Then came hemming. I'm glad the era of Circle Skirts for Beginners seems to be over because it really is a stupid idea. Nine thousand miles of curved hem is a skill that takes time to get the hang of, and also when you're in a class you don't have time to let the bias drop so your skirt ends up looking wonky even if you somehow managed to sew the hem perfectly. My fabric did not want to press, and Kara had a full zero techniques for dealing with this. I spent about two hours pinning the shit out of it, and my final hem, even to my complete beginner eyes, was atrocious. I am not even close to a perfectionist when it comes to my sewing, but I barely wore that skirt because I was embarrassed by it. The skirt I keep as my "sentimental first project" skirt is the second one I made by myself.
With all the skirts finished, everyone tried them on. And surprise, none of the skirts fitted. Mine fit the best, because I lied to her. I had yet another mild self-esteem crisis watching a roomful of tiny women pull their waistbands far, far away from themselves and say things like "I'm so relieved, I went home crying to my boyfriend about being a size 12". Kara attempted to fix one person's skirt by just... overlocking a random amount off the side, waistband and all. She offered the same to Anna, who said very politely that she'd much rather take the waistband off and cut fabric from both side seams, so that said seams would be in the right place and there wouldn't be giant overlock lumps in the waistband. Kara nodded, turned away, and gave up on her.
Nearly seven years later Anna has not finished that skirt, so nice work there, Kara. In fact it was only last month, after years and years of my offering, that Anna came to my sewing room and made her second ever garment. The pattern she picked happened to be the first jersey top pattern that I ever made, and it was quite a trip going through the instructions now and thinking, "wait, but why are you doing it like that?" over and over again.
In retrospect, I find the whole thing hilarious (in a sad sort of way, because there's all sorts of insidious societal stuff represented here). A sewing teacher who could not instruct a beginner to put in a zip, insisted the entire class make the wrong size, confiscated the size chart, and tried to fix her mistakes by making the skirts lopsided. It's very funny to me, now, that it didn't occur to her not to measure herself in front of everyone and to just say something like, "If you have, for example, a 30 inch waist, you'd be size X. If you have a 31 inch waist we recommend you size up to size Y." It's not like she was making a skirt along with us! We would never have known!

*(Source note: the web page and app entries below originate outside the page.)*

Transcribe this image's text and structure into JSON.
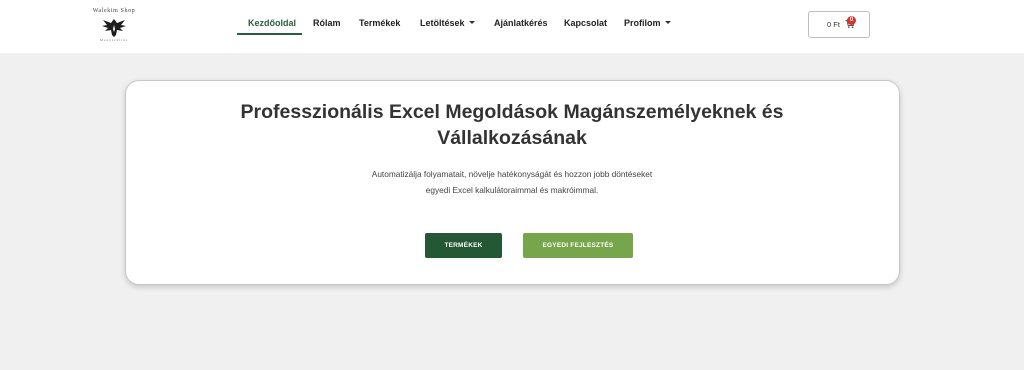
{
  "brand": {
    "name": "Walekim Shop",
    "tagline": "Mezőszállás"
  },
  "nav": {
    "items": [
      {
        "label": "Kezdőoldal",
        "active": true
      },
      {
        "label": "Rólam"
      },
      {
        "label": "Termékek"
      },
      {
        "label": "Letöltések",
        "has_dropdown": true
      },
      {
        "label": "Ajánlatkérés"
      },
      {
        "label": "Kapcsolat"
      },
      {
        "label": "Profilom",
        "has_dropdown": true
      }
    ],
    "active_color": "#2b5e3c"
  },
  "cart": {
    "amount": "0 Ft",
    "count": "0",
    "badge_color": "#d9342b"
  },
  "hero": {
    "title_line1": "Professzionális Excel Megoldások Magánszemélyeknek és",
    "title_line2": "Vállalkozásának",
    "subtitle_line1": "Automatizálja folyamatait, növelje hatékonyságát és hozzon jobb döntéseket",
    "subtitle_line2": "egyedi Excel kalkulátoraimmal és makróimmal.",
    "primary_button": "TERMÉKEK",
    "secondary_button": "EGYEDI FEJLESZTÉS",
    "primary_color": "#245734",
    "secondary_color": "#76a54c"
  }
}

I wonder sometimes if anyone else who was there still sews, or even made anything else at all after the class finished. I'm still going, but if I hadn't been ill and stuck at home instead of going out dancing four or five nights a week as I had been, I can't imagine I'd have bothered. I had to get a lot better at sewing to realise just how bad Kara was at teaching, and if I hadn't bothered to continue I would never have known just how little of the whole experience was down to me fucking up. I would have thought the size thing was stupid, but I also would have thought I was just bad at sewing, and it wasn't for me.
Here is the skirt in question, by the way, on 2015 Jen (who hadn't worked out how to frame her project photos yet) in her back garden in Tottenham. It doesn't look like the worst thing in the world in photographs, but oh the pain it put me through: